Marlene Kjær has been making oil paintings for 25 years, and she leaves nothing to chance. She also utilises her strong aesthetic sense of shape, lines, texture and colour when decorating the family home.
“I’m a very visual person and I think a lot about colours. I sometimes make changes to my art if the shade isn’t quite right, so colour combinations are important to me. And in terms of interior design, it comes naturally to me to choose furniture and decorations that match the textures of the other materials in the house.”
The style is bohemian luxury, and Marlene Kjær enjoys mixing and matching designer furniture with handpicked antiques found in Denmark, on journeys or when spending time in the family summer home in Nice, France. All around the house are little tableaus arranged with bric-à-brac, candles and books.
“I often go for classics that not a lot of people have – I love the old craftsmanship and tradition behind them. I love things that have a history and I buy them with my heart. And I like mixing it all up, adding a personal touch and something new,” she says.
The new kitchen needed to fit in with the history and style of the house and also the new location. Marlene Kjær found plenty of inspiration on Instagram, where a photo of an uno form Shaker kitchen with a specific detail caught her eye.
“In the picture, there was a ladder that was part of the kitchen.
I like spending time in libraries, where they often have a ladder for easy access to the books on the top shelves. To me, a ladder is a symbol of extravagance and luxury in life, and the ladder’s nostalgic look sends me back to a bygone time. I fell in love with the picture immediately, and it inspired me to create the look of my own kitchen,” she says, reminiscing.
The family received advice and guidance from uno form in Aarhus, who fulfilled their wish with a Kiesel grey-coloured Shaker kitchen. Both the workshop and the backsplash behind the gas cooker are quartzite, creating depth against the light surfaces with its beautiful veins. The Quooker faucet, the sink, the attachment for the oak ladder and the handles are all brass, a neat detail that makes the kitchen come together.

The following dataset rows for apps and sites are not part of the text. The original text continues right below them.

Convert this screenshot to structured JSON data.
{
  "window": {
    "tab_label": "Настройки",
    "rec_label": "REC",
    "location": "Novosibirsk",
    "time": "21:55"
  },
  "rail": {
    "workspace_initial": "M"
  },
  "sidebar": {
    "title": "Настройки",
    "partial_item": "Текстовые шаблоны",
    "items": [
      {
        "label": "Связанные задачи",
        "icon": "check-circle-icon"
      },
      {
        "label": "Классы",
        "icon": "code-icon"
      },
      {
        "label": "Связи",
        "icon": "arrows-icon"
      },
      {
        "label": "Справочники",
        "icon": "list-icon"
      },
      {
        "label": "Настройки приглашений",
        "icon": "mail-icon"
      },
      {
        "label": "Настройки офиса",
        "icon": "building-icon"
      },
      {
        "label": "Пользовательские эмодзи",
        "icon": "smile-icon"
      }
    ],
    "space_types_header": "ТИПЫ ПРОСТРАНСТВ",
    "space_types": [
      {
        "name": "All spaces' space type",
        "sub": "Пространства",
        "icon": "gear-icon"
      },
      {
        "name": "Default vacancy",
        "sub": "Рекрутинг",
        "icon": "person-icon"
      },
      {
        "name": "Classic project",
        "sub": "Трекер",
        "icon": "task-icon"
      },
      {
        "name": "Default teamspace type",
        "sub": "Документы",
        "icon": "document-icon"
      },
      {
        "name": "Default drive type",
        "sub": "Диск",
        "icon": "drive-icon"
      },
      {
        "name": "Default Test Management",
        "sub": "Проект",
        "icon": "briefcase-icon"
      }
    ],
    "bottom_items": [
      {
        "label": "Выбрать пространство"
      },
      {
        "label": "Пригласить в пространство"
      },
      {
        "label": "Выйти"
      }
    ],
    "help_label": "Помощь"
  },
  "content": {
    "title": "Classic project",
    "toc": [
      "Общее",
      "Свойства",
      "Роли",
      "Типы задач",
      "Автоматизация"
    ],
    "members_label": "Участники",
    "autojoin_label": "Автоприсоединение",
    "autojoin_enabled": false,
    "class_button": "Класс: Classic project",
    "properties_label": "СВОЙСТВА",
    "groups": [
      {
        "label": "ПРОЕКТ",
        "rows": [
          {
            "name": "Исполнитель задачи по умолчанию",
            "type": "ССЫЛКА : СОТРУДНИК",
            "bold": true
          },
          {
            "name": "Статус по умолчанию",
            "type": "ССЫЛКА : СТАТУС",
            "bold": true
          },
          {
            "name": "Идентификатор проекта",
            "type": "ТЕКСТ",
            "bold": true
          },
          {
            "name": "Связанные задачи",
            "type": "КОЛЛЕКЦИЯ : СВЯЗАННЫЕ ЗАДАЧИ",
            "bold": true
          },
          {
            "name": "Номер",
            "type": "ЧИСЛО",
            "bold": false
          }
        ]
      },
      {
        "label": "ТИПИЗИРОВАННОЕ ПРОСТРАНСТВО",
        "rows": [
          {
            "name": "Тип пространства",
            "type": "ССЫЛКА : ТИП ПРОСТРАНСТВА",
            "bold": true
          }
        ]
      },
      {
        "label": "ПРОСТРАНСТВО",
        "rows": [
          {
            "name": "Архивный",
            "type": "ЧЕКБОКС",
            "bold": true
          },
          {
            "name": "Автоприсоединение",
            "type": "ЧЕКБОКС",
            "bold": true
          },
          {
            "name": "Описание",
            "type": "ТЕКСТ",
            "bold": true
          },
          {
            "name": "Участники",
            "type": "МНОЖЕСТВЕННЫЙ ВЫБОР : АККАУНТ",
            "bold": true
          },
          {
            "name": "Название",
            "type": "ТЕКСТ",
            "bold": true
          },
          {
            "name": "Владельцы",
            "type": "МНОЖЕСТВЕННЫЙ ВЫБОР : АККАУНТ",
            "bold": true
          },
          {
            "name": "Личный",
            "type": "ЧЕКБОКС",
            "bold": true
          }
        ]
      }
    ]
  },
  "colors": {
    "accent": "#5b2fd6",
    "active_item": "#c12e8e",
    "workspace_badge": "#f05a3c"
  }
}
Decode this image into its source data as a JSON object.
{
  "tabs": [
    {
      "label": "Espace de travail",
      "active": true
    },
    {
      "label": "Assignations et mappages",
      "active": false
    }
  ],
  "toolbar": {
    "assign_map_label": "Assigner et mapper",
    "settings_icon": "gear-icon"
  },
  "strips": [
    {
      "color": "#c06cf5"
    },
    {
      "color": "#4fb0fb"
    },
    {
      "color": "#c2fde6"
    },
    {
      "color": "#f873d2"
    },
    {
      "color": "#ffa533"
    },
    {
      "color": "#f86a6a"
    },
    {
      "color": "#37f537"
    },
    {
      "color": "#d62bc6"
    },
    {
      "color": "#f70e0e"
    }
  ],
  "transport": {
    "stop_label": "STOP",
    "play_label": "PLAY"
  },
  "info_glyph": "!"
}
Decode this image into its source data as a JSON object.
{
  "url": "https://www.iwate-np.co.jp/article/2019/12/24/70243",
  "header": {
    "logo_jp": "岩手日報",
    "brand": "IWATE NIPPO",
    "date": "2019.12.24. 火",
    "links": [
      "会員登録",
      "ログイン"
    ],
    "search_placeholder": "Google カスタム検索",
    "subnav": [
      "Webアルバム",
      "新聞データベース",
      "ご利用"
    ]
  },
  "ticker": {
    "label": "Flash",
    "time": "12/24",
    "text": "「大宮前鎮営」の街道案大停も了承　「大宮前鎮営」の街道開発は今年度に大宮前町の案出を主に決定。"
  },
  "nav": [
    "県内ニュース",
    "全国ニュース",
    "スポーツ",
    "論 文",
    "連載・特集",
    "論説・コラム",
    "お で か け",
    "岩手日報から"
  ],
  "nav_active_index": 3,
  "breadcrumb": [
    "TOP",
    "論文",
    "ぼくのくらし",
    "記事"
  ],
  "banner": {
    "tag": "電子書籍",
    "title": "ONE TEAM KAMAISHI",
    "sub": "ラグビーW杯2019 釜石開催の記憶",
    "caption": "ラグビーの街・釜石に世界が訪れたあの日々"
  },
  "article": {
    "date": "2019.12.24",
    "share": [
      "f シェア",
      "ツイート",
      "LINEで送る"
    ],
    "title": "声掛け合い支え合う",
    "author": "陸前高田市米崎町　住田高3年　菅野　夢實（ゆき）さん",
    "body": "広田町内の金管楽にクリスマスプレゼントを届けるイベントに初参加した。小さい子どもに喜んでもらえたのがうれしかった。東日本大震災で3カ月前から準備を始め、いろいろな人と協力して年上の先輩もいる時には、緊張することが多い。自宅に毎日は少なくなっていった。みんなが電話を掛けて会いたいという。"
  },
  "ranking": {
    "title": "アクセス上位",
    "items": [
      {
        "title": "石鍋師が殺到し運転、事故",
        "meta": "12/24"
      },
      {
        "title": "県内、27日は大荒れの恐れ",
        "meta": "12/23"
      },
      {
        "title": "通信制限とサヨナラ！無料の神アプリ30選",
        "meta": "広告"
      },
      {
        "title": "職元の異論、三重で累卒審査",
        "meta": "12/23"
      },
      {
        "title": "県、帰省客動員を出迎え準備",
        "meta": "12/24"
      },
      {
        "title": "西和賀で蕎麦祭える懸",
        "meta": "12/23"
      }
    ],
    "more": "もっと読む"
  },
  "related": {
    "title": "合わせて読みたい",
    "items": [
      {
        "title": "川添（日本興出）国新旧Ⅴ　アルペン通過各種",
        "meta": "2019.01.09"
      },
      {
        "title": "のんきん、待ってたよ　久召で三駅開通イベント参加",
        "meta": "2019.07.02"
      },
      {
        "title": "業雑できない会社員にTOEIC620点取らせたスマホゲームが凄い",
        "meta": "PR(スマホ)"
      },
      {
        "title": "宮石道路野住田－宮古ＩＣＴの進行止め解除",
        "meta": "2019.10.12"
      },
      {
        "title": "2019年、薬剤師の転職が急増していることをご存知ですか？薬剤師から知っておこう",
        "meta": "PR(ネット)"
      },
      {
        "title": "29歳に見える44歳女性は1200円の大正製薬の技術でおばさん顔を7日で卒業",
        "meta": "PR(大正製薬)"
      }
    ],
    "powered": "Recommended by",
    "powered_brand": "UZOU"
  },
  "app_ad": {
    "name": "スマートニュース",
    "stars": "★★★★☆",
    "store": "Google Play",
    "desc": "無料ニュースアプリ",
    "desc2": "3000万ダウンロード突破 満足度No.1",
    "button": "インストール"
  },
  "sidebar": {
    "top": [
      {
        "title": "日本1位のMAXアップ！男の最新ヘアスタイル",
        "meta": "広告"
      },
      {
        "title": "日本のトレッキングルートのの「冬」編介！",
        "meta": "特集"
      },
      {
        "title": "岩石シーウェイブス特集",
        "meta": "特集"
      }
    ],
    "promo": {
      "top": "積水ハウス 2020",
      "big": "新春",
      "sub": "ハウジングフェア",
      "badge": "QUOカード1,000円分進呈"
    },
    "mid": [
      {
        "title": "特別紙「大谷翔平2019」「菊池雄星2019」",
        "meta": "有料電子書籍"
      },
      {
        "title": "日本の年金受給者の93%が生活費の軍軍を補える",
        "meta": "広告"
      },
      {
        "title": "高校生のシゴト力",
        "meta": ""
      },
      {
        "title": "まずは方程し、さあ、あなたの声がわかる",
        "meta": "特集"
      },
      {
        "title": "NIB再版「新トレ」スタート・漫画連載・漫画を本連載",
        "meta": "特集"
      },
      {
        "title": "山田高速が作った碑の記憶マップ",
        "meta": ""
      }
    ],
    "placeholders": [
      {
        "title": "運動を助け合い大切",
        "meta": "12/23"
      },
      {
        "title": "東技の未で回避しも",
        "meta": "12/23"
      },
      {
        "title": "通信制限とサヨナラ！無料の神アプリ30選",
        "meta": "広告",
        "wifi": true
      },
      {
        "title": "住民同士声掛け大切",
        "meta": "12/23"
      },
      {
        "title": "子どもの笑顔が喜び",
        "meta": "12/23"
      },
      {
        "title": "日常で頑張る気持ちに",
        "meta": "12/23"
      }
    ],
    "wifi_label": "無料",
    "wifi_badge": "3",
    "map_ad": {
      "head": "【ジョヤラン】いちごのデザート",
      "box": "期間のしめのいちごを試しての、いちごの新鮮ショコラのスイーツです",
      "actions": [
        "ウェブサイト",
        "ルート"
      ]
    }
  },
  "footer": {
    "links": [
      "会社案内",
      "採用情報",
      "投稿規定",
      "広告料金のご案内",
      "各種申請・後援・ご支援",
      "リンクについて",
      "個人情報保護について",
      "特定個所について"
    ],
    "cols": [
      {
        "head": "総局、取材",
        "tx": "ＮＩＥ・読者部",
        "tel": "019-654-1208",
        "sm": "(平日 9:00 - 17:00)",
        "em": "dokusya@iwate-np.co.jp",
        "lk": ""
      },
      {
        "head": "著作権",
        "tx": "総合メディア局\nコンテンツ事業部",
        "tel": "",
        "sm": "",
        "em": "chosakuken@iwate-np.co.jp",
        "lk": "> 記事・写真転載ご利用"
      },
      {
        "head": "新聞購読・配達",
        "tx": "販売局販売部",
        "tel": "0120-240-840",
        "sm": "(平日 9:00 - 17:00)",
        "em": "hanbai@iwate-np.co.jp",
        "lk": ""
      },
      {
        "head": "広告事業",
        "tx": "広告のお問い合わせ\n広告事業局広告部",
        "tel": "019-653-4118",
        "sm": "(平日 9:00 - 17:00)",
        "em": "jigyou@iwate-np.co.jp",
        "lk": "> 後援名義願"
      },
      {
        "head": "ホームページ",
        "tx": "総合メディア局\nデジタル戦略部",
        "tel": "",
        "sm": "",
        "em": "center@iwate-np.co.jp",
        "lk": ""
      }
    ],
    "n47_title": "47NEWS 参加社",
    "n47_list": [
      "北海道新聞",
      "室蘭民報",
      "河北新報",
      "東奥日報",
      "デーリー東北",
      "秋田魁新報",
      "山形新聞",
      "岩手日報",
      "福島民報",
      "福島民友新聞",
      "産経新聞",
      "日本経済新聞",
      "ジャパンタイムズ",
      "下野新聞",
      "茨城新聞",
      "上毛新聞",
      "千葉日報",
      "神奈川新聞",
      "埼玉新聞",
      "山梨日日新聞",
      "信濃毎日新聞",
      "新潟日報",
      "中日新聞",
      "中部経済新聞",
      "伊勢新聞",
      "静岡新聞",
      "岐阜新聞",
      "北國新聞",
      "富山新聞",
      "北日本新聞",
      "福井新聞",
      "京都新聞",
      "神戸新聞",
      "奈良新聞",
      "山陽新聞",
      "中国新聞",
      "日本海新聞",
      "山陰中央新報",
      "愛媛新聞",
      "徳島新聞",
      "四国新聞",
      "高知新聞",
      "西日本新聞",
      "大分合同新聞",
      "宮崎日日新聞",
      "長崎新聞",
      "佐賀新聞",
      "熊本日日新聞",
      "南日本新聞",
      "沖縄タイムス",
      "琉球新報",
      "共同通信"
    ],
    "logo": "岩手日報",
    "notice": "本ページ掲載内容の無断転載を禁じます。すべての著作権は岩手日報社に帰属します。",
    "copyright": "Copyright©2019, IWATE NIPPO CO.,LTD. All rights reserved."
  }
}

The dishwasher has been fitted with a custom door made to look like three drawers to preserve the symmetrical look of the kitchen island. The floor-to-ceiling cabinets disguise the fridge and freezer as well as providing plenty of storage space. The kitchen drawers are made of solid oak, a quality detail repeated in the pocket-door cabinet, which holds the coffee maker as well as some beautiful cups and jugs.
The kitchen now looks as if it was always there. The kitchen-dining room has become the heart of the house where the family gathers every day and guests eat when they visit.
“We think it’s a beautiful kitchen, and we’re thrilled with the result. It gets a lot of positive reactions from our guests, too.
You don’t end up feeling isolated in the kitchen, because now you can have conversations with guests while preparing the food in the kitchen, so you’re much more present. We also love the way it’s integrated into the dining room and how it makes the entire house come together in a much more harmonious way than before,” says Marlene Kjær.
The bookcase that was originally part of the library is now used as a display cabinet. Marlene Kjær has replaced the old handles with the same brass ones used in the rest of the kitchen. The brass handles have also been adorned with another careful detail in the form of cognac-coloured leather, tying in with the dining chairs in the same colour and material.
“My favourite spot is the kitchen island, where I like to stand in the evenings and watch the news on my iPad while I cook. Standing there cutting vegetables – it’s just so relaxing,” says Marlene Kjær.
Who lives here?
Marlene Kjær, artist, author of “Karen, Kjær & kunsten” and owner of Galleri Marlene Kjær in Aarhus.
Where is it?
300 square-metre luxury villa from 1936 in the fashionable Marselisborg area of Aarhus, Denmark.